What the task asks: Give the records once more, exactly as they stand.

[Items from an interface collection]
>>>>>

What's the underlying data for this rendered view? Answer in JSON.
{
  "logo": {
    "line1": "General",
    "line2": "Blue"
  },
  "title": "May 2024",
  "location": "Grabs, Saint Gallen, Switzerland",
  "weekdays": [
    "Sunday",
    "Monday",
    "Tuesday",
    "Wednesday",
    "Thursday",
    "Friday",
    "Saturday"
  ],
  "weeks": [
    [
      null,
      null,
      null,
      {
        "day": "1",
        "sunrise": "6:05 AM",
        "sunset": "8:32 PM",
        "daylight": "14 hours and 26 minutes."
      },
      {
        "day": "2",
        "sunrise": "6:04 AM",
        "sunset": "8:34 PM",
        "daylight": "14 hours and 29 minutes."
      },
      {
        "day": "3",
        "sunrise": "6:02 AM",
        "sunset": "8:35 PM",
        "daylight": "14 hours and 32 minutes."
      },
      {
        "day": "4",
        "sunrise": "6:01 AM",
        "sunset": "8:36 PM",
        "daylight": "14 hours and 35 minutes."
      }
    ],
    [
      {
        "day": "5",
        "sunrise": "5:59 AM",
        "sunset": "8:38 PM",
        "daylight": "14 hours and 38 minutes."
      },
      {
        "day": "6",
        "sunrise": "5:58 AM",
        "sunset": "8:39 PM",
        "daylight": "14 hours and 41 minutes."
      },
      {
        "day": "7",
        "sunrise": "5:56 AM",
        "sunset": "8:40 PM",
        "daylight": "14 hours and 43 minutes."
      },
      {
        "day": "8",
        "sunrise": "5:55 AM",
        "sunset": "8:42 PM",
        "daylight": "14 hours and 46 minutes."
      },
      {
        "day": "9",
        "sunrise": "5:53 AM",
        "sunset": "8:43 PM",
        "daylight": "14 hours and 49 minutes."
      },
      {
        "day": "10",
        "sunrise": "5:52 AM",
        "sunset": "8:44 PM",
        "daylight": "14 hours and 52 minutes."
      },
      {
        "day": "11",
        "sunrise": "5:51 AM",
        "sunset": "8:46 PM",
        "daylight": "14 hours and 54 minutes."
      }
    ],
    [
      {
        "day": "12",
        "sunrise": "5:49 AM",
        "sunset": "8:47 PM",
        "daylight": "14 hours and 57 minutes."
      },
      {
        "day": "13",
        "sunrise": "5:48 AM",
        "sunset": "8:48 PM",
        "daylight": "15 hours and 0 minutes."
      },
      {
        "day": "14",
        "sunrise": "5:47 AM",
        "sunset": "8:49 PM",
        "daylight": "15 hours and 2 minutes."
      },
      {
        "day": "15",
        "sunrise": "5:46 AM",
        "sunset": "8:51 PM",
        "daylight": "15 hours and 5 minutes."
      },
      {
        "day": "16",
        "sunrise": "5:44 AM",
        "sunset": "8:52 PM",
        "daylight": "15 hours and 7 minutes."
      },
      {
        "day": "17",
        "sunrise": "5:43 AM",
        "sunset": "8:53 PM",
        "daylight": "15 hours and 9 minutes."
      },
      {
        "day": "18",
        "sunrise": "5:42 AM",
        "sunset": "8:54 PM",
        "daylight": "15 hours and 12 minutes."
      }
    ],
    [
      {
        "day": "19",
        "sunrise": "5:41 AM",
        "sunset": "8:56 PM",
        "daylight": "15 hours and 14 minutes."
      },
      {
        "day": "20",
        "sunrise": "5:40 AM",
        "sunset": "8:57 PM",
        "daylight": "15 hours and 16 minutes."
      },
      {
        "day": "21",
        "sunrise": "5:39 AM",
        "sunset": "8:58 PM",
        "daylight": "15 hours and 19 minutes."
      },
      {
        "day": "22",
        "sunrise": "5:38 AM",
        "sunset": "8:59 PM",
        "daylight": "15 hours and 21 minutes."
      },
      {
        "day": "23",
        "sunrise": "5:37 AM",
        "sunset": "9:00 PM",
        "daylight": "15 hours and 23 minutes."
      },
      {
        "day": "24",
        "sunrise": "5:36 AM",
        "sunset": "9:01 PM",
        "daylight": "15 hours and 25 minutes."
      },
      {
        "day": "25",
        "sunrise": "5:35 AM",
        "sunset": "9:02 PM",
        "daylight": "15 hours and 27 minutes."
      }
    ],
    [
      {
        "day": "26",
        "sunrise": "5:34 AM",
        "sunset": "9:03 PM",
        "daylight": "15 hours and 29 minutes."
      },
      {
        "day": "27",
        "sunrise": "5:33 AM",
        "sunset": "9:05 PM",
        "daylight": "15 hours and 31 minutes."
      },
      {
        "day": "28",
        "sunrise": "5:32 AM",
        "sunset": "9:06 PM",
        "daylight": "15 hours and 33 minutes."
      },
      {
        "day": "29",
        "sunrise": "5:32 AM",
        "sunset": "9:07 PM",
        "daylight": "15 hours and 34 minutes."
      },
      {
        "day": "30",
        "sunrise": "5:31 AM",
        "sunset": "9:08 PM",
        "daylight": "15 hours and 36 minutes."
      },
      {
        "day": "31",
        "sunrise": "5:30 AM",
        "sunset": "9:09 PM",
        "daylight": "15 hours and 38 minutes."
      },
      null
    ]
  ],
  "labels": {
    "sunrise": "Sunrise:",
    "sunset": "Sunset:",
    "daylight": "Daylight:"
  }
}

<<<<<

Completed exercise:
What's the underlying data for this rendered view? Answer in JSON.
{
  "logo": {
    "line1": "General",
    "line2": "Blue"
  },
  "title": "May 2024",
  "location": "Grabs, Saint Gallen, Switzerland",
  "weekdays": [
    "Sunday",
    "Monday",
    "Tuesday",
    "Wednesday",
    "Thursday",
    "Friday",
    "Saturday"
  ],
  "weeks": [
    [
      null,
      null,
      null,
      {
        "day": "1",
        "sunrise": "6:05 AM",
        "sunset": "8:32 PM",
        "daylight": "14 hours and 26 minutes."
      },
      {
        "day": "2",
        "sunrise": "6:04 AM",
        "sunset": "8:34 PM",
        "daylight": "14 hours and 29 minutes."
      },
      {
        "day": "3",
        "sunrise": "6:02 AM",
        "sunset": "8:35 PM",
        "daylight": "14 hours and 32 minutes."
      },
      {
        "day": "4",
        "sunrise": "6:01 AM",
        "sunset": "8:36 PM",
        "daylight": "14 hours and 35 minutes."
      }
    ],
    [
      {
        "day": "5",
        "sunrise": "5:59 AM",
        "sunset": "8:38 PM",
        "daylight": "14 hours and 38 minutes."
      },
      {
        "day": "6",
        "sunrise": "5:58 AM",
        "sunset": "8:39 PM",
        "daylight": "14 hours and 41 minutes."
      },
      {
        "day": "7",
        "sunrise": "5:56 AM",
        "sunset": "8:40 PM",
        "daylight": "14 hours and 43 minutes."
      },
      {
        "day": "8",
        "sunrise": "5:55 AM",
        "sunset": "8:42 PM",
        "daylight": "14 hours and 46 minutes."
      },
      {
        "day": "9",
        "sunrise": "5:53 AM",
        "sunset": "8:43 PM",
        "daylight": "14 hours and 49 minutes."
      },
      {
        "day": "10",
        "sunrise": "5:52 AM",
        "sunset": "8:44 PM",
        "daylight": "14 hours and 52 minutes."
      },
      {
        "day": "11",
        "sunrise": "5:51 AM",
        "sunset": "8:46 PM",
        "daylight": "14 hours and 54 minutes."
      }
    ],
    [
      {
        "day": "12",
        "sunrise": "5:49 AM",
        "sunset": "8:47 PM",
        "daylight": "14 hours and 57 minutes."
      },
      {
        "day": "13",
        "sunrise": "5:48 AM",
        "sunset": "8:48 PM",
        "daylight": "15 hours and 0 minutes."
      },
      {
        "day": "14",
        "sunrise": "5:47 AM",
        "sunset": "8:49 PM",
        "daylight": "15 hours and 2 minutes."
      },
      {
        "day": "15",
        "sunrise": "5:46 AM",
        "sunset": "8:51 PM",
        "daylight": "15 hours and 5 minutes."
      },
      {
        "day": "16",
        "sunrise": "5:44 AM",
        "sunset": "8:52 PM",
        "daylight": "15 hours and 7 minutes."
      },
      {
        "day": "17",
        "sunrise": "5:43 AM",
        "sunset": "8:53 PM",
        "daylight": "15 hours and 9 minutes."
      },
      {
        "day": "18",
        "sunrise": "5:42 AM",
        "sunset": "8:54 PM",
        "daylight": "15 hours and 12 minutes."
      }
    ],
    [
      {
        "day": "19",
        "sunrise": "5:41 AM",
        "sunset": "8:56 PM",
        "daylight": "15 hours and 14 minutes."
      },
      {
        "day": "20",
        "sunrise": "5:40 AM",
        "sunset": "8:57 PM",
        "daylight": "15 hours and 16 minutes."
      },
      {
        "day": "21",
        "sunrise": "5:39 AM",
        "sunset": "8:58 PM",
        "daylight": "15 hours and 19 minutes."
      },
      {
        "day": "22",
        "sunrise": "5:38 AM",
        "sunset": "8:59 PM",
        "daylight": "15 hours and 21 minutes."
      },
      {
        "day": "23",
        "sunrise": "5:37 AM",
        "sunset": "9:00 PM",
        "daylight": "15 hours and 23 minutes."
      },
      {
        "day": "24",
        "sunrise": "5:36 AM",
        "sunset": "9:01 PM",
        "daylight": "15 hours and 25 minutes."
      },
      {
        "day": "25",
        "sunrise": "5:35 AM",
        "sunset": "9:02 PM",
        "daylight": "15 hours and 27 minutes."
      }
    ],
    [
      {
        "day": "26",
        "sunrise": "5:34 AM",
        "sunset": "9:03 PM",
        "daylight": "15 hours and 29 minutes."
      },
      {
        "day": "27",
        "sunrise": "5:33 AM",
        "sunset": "9:05 PM",
        "daylight": "15 hours and 31 minutes."
      },
      {
        "day": "28",
        "sunrise": "5:32 AM",
        "sunset": "9:06 PM",
        "daylight": "15 hours and 33 minutes."
      },
      {
        "day": "29",
        "sunrise": "5:32 AM",
        "sunset": "9:07 PM",
        "daylight": "15 hours and 34 minutes."
      },
      {
        "day": "30",
        "sunrise": "5:31 AM",
        "sunset": "9:08 PM",
        "daylight": "15 hours and 36 minutes."
      },
      {
        "day": "31",
        "sunrise": "5:30 AM",
        "sunset": "9:09 PM",
        "daylight": "15 hours and 38 minutes."
      },
      null
    ]
  ],
  "labels": {
    "sunrise": "Sunrise:",
    "sunset": "Sunset:",
    "daylight": "Daylight:"
  }
}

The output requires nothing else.